- **YOUR OBJECTIVE**:
Find how many lines of the following entries contain "cell". Reply with the number alone.

Dataset items:

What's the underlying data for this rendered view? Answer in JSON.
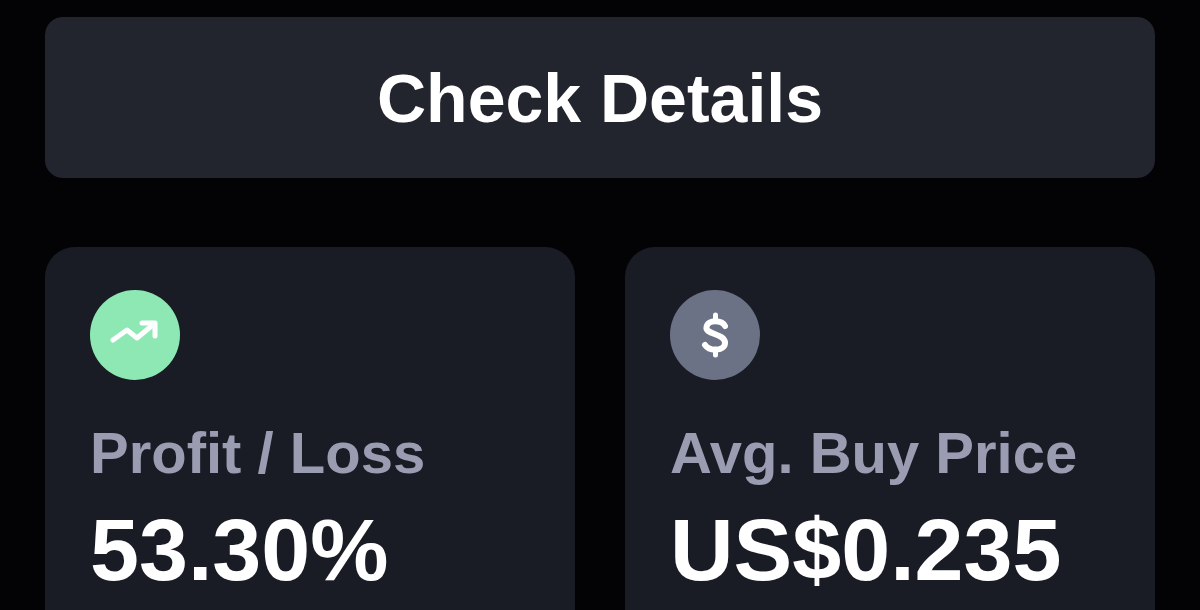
{
  "action_button": {
    "label": "Check Details"
  },
  "stat_cards": [
    {
      "kind": "trend",
      "color": "#8ee8b4",
      "label": "Profit / Loss",
      "value": "53.30%"
    },
    {
      "kind": "dollar",
      "color": "#6b7285",
      "label": "Avg. Buy Price",
      "value": "US$0.235"
    }
  ]
}
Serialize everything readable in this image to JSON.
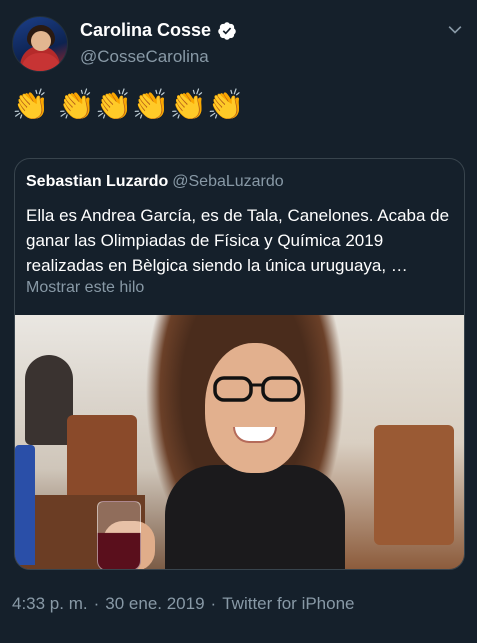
{
  "author": {
    "display_name": "Carolina Cosse",
    "handle": "@CosseCarolina",
    "verified": true
  },
  "tweet": {
    "text": "👏 👏👏👏👏👏"
  },
  "quoted": {
    "display_name": "Sebastian Luzardo",
    "handle": "@SebaLuzardo",
    "text": "Ella es Andrea García, es de Tala, Canelones. Acaba de ganar las Olimpiadas de Física y Química 2019 realizadas en Bèlgica siendo la única uruguaya, …",
    "show_thread": "Mostrar este hilo"
  },
  "meta": {
    "time": "4:33 p. m.",
    "date": "30 ene. 2019",
    "client": "Twitter for iPhone",
    "separator": "·"
  },
  "icons": {
    "verified": "verified-badge-icon",
    "menu": "chevron-down-icon"
  },
  "colors": {
    "background": "#15202b",
    "secondary_text": "#8899a6",
    "border": "#38444d"
  }
}
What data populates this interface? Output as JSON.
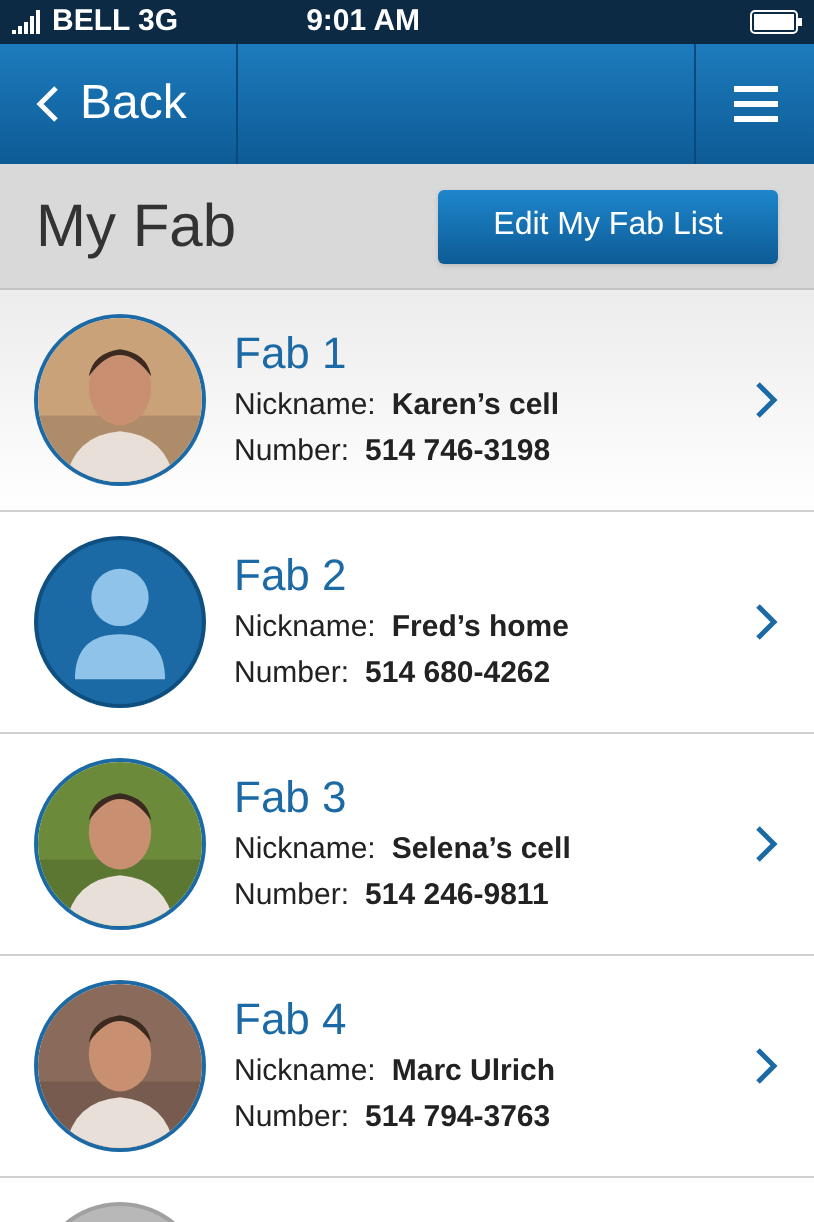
{
  "status_bar": {
    "carrier": "BELL 3G",
    "time": "9:01 AM"
  },
  "nav": {
    "back": "Back"
  },
  "header": {
    "title": "My Fab",
    "edit_button": "Edit My Fab List"
  },
  "fabs": [
    {
      "title": "Fab 1",
      "nickname_label": "Nickname:",
      "nickname": "Karen’s cell",
      "number_label": "Number:",
      "number": "514 746-3198",
      "selected": true
    },
    {
      "title": "Fab 2",
      "nickname_label": "Nickname:",
      "nickname": "Fred’s home",
      "number_label": "Number:",
      "number": "514 680-4262",
      "avatar": {
        "kind": "placeholder"
      },
      "selected": false
    },
    {
      "title": "Fab 3",
      "nickname_label": "Nickname:",
      "nickname": "Selena’s cell",
      "number_label": "Number:",
      "number": "514 246-9811",
      "selected": false
    },
    {
      "title": "Fab 4",
      "nickname_label": "Nickname:",
      "nickname": "Marc Ulrich",
      "number_label": "Number:",
      "number": "514 794-3763",
      "selected": false
    },
    {
      "avatar": {
        "kind": "empty"
      },
      "selected": false
    }
  ]
}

- **FINISHED TASK**:
2